Turkey has a serious productivity problem because its government has compromised the independence of key institutions and failed to encourage the development of new thought and technologies, said Daron Acemoglu, professor of economics at the Massachusetts Institute of Technology (MIT).
Rather than focus on measures to improve productivity, the governing Justice and Development Party (AKP) has sought to grow the economy through investments in construction and real estate, Acemoglu, who is among the ten most-cited economists in the world, said in an interview with Karar newspaper published on Tuesday.
“Turkey’s economy has grown over the past 13 years but increases in productivity have been zero or negative,” Acemogu said. “This is all about institutions. With better institutions, there will be a bigger space for the development of new and better ideas.”
Turkey’s government is seeking to boost economic activity following a currency crisis that erupted in August 2018, shortly after President Recep Tayyip Erdogan assumed enhanced executive powers at nationwide elections. His administration has announced a series of economic measures, including cheap lending by state-run banks and incentives to invest in production and property, to boost economic growth to 5 percent in 2020 from an estimated 0.5 percent last year.
Instead of increasing its supervision of society, the Turkish state needs to step back and allow the media, the judiciary and universities to operate without political interference, Acemoglu said. Turkey, under the new presidential system, is tightening the state’s hold on society, he said.
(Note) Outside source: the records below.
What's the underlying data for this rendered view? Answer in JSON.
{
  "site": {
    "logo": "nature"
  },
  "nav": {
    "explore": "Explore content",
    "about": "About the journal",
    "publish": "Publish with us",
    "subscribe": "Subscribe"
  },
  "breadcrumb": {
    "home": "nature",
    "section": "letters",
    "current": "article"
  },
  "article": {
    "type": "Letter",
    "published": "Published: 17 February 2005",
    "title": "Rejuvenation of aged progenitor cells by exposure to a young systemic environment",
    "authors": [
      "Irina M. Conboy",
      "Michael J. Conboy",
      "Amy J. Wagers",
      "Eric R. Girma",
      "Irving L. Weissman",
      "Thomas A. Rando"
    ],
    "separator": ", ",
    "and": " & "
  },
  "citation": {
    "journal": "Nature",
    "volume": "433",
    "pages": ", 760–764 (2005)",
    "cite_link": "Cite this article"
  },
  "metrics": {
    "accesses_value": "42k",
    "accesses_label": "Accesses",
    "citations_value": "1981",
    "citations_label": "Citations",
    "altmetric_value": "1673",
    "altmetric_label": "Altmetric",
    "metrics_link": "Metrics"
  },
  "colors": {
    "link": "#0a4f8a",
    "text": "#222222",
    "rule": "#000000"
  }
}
“With better institutions there will also be more investment in technology,” he said. “We saw these kinds of institutional reforms at the start of the 2000s, right after the economic crisis of 2000-2001. In this short period, Turkey showed great potential for better quality economic growth.”